* BRIEF *
Report each line of the listing below that holds "confirm".

=== Section Start ===

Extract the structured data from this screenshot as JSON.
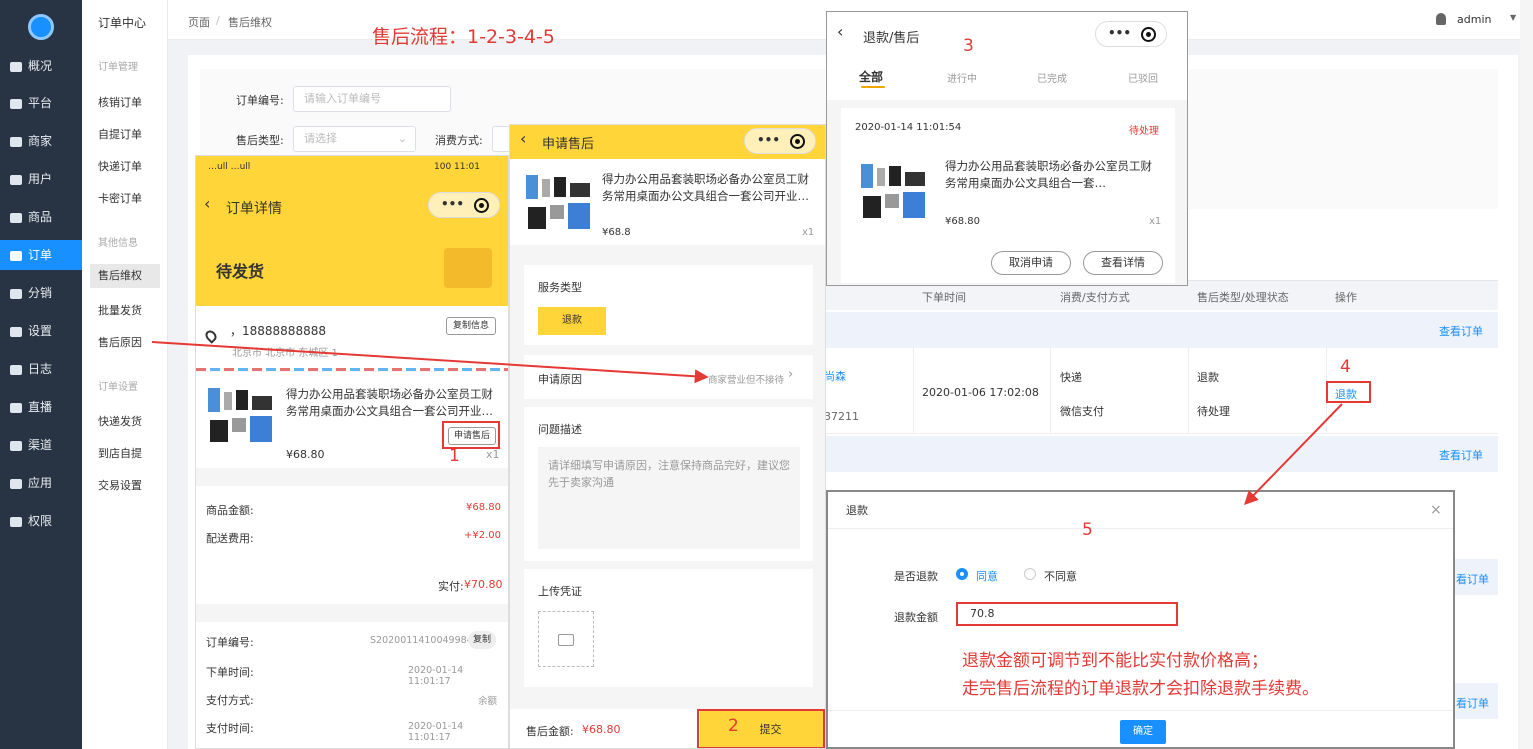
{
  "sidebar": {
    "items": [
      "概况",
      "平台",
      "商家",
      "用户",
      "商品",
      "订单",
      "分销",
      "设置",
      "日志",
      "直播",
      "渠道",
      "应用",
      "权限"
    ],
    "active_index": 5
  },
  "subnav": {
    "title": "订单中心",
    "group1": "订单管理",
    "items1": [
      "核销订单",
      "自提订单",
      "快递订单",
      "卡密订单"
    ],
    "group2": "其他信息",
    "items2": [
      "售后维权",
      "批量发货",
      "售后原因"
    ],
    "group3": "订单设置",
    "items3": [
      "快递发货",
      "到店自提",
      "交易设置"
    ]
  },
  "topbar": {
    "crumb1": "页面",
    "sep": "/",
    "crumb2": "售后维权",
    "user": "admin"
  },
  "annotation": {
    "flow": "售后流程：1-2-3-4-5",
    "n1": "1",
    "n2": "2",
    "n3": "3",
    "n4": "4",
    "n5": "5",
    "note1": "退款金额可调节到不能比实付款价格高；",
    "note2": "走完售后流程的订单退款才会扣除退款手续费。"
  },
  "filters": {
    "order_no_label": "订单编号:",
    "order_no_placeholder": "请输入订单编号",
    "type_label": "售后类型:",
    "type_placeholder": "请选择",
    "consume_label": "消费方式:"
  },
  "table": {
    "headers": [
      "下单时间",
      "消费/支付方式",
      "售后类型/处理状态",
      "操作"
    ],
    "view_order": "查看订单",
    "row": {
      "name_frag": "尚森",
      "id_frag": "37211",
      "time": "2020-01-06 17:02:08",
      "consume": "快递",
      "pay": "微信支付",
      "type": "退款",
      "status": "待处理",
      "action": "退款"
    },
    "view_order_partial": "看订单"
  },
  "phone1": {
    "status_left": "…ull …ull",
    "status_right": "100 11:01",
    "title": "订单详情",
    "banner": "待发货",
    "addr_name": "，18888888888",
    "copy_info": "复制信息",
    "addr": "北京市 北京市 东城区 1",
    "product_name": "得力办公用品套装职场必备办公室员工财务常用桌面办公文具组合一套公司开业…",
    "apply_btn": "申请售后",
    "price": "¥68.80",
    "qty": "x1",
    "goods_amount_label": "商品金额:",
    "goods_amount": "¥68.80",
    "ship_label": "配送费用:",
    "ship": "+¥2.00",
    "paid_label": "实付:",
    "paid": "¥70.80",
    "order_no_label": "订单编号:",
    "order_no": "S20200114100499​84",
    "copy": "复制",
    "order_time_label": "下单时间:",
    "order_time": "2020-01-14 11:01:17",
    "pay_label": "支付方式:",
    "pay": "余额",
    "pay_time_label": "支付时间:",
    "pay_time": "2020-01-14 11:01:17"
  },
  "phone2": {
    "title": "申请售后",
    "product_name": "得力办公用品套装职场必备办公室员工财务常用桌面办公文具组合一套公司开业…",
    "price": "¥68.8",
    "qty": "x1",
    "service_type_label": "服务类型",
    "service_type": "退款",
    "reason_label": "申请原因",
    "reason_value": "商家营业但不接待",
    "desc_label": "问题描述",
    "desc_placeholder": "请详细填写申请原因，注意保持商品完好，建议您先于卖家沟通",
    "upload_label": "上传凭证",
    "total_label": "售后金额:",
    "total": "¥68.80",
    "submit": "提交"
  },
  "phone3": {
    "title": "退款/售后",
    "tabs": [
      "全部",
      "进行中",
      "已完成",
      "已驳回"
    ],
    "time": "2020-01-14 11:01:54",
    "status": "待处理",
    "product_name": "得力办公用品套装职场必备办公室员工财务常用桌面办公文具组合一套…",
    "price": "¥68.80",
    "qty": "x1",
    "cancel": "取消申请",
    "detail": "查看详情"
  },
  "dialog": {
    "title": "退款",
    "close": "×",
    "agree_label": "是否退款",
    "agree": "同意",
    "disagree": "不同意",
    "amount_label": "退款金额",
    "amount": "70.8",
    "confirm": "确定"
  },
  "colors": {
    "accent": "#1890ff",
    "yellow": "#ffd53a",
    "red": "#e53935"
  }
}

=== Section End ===
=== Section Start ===

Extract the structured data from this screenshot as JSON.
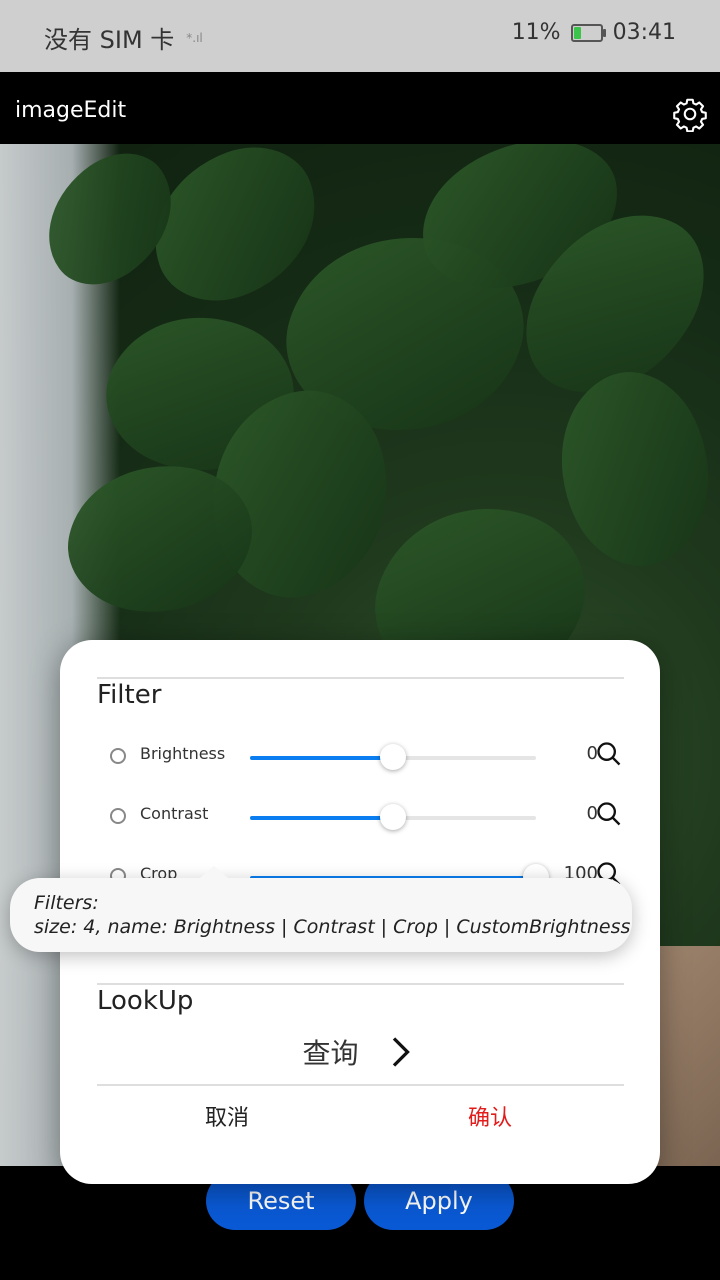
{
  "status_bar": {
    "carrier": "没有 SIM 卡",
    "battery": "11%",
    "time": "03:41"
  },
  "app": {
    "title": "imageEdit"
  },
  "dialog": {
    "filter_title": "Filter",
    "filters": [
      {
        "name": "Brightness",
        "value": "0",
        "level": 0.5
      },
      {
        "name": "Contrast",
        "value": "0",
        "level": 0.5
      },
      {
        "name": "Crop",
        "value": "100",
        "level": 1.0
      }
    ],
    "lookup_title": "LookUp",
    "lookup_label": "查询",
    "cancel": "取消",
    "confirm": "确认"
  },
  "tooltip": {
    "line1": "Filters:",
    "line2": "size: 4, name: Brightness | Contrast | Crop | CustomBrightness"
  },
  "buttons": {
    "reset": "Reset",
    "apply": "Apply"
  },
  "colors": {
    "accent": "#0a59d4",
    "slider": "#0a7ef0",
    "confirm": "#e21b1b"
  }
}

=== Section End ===

* COMPLETED EXERCISE *
    "confirm": "确定"
    "confirm": "确认"
    "confirm": "#e21b1b"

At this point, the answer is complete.